### Task statement
Keep only the lines of the data below that contain "title", and copy them.

Data items

---

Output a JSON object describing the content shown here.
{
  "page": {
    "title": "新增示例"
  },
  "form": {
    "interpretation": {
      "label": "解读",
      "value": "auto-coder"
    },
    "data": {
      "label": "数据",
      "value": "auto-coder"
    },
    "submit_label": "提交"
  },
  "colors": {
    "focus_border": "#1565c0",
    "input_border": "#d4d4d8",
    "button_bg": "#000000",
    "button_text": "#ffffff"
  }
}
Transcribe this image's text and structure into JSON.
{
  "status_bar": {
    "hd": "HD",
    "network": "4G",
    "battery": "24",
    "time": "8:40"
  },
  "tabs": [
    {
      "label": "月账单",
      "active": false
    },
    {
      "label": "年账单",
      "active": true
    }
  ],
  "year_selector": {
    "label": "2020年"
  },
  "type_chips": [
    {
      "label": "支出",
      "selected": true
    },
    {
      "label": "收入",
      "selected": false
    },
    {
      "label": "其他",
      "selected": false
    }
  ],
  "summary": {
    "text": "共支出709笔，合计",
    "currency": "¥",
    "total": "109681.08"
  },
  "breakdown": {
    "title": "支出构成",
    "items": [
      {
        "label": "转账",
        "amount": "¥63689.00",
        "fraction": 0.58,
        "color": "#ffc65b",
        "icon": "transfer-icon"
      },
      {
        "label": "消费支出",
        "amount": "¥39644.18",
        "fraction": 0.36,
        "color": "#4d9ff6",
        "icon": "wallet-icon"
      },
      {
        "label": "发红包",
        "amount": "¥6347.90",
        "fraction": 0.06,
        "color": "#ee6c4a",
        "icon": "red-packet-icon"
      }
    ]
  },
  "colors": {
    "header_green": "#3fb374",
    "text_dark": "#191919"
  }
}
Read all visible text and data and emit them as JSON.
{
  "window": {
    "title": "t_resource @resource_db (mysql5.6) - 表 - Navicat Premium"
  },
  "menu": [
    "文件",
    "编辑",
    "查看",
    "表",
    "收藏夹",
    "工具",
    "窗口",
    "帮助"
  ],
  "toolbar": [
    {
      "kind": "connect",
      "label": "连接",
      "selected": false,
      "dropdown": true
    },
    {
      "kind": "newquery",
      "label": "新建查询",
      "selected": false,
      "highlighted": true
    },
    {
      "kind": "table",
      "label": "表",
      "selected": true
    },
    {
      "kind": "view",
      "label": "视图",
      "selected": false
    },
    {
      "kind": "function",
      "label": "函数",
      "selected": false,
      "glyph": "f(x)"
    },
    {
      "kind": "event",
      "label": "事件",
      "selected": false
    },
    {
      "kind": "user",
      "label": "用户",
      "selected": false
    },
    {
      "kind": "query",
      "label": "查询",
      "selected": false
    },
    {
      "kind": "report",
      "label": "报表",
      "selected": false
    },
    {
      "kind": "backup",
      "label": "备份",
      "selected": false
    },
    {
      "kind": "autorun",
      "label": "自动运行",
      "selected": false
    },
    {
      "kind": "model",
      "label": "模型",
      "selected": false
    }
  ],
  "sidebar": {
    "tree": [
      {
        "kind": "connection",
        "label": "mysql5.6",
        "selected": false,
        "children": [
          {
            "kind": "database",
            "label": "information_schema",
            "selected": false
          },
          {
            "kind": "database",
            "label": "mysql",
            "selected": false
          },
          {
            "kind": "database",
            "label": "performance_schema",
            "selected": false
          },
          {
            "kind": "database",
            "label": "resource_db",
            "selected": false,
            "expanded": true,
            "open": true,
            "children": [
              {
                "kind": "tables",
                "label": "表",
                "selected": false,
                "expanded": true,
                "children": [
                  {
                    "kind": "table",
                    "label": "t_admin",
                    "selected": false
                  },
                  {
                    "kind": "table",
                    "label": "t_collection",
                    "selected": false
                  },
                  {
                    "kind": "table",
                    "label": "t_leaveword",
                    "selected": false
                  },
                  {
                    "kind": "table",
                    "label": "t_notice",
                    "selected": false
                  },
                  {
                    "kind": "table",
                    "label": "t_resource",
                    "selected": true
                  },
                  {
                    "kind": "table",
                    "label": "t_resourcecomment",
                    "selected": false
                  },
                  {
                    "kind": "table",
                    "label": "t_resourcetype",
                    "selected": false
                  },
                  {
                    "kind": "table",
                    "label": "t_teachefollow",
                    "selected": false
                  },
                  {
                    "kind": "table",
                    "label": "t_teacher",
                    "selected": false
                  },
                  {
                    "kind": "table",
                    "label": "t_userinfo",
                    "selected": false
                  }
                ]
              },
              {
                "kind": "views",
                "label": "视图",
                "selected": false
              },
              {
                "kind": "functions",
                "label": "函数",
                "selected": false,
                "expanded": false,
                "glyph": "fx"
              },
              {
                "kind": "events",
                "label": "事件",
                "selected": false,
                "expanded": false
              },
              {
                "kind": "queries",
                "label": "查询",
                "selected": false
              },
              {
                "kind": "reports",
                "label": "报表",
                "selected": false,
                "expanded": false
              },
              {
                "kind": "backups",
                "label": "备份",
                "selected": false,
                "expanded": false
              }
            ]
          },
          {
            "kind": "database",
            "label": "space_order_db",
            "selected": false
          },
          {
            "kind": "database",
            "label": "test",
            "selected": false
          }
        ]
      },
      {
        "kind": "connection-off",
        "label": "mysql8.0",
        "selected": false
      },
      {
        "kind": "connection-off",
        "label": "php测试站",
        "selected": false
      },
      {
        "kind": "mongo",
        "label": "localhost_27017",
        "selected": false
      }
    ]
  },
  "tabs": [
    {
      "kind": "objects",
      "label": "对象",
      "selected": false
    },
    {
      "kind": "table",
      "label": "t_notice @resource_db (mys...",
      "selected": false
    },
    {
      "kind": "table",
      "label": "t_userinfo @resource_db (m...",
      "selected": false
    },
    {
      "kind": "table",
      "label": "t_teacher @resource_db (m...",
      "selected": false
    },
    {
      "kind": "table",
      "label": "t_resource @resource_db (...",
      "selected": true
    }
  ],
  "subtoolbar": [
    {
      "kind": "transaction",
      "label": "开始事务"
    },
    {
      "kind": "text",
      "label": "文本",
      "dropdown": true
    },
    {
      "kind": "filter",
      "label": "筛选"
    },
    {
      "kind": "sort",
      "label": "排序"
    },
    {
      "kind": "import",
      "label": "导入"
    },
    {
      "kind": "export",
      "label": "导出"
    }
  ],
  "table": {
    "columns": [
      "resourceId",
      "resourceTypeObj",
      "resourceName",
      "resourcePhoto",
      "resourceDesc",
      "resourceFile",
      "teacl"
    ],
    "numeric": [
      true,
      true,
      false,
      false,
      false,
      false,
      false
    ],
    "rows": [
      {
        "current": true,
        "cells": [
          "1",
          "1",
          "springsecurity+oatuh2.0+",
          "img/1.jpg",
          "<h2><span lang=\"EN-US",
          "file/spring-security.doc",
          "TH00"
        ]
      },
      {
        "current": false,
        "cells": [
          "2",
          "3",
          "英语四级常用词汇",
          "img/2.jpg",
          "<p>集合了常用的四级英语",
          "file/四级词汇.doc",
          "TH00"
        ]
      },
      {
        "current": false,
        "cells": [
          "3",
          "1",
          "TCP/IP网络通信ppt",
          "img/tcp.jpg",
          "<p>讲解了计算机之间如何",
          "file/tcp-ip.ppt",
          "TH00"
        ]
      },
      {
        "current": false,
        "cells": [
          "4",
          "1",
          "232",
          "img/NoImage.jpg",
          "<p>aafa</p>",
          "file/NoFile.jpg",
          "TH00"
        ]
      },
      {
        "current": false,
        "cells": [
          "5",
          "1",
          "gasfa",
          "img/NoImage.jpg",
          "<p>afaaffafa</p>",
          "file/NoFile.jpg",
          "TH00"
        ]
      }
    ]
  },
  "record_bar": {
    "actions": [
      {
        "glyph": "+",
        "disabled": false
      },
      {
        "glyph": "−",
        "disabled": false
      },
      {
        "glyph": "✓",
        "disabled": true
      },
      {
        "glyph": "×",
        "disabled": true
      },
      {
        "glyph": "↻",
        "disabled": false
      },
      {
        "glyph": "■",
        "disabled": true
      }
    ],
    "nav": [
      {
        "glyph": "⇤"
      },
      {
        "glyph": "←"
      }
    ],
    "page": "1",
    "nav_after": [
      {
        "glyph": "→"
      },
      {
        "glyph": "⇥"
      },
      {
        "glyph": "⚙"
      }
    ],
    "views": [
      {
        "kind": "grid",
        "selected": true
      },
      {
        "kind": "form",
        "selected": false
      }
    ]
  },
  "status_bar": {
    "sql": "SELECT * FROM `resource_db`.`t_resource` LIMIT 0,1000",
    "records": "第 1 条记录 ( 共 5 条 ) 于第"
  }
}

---

### Written reply
    "title": "新增示例"
    "title": "支出构成",
    "title": "t_resource @resource_db (mysql5.6) - 表 - Navicat Premium"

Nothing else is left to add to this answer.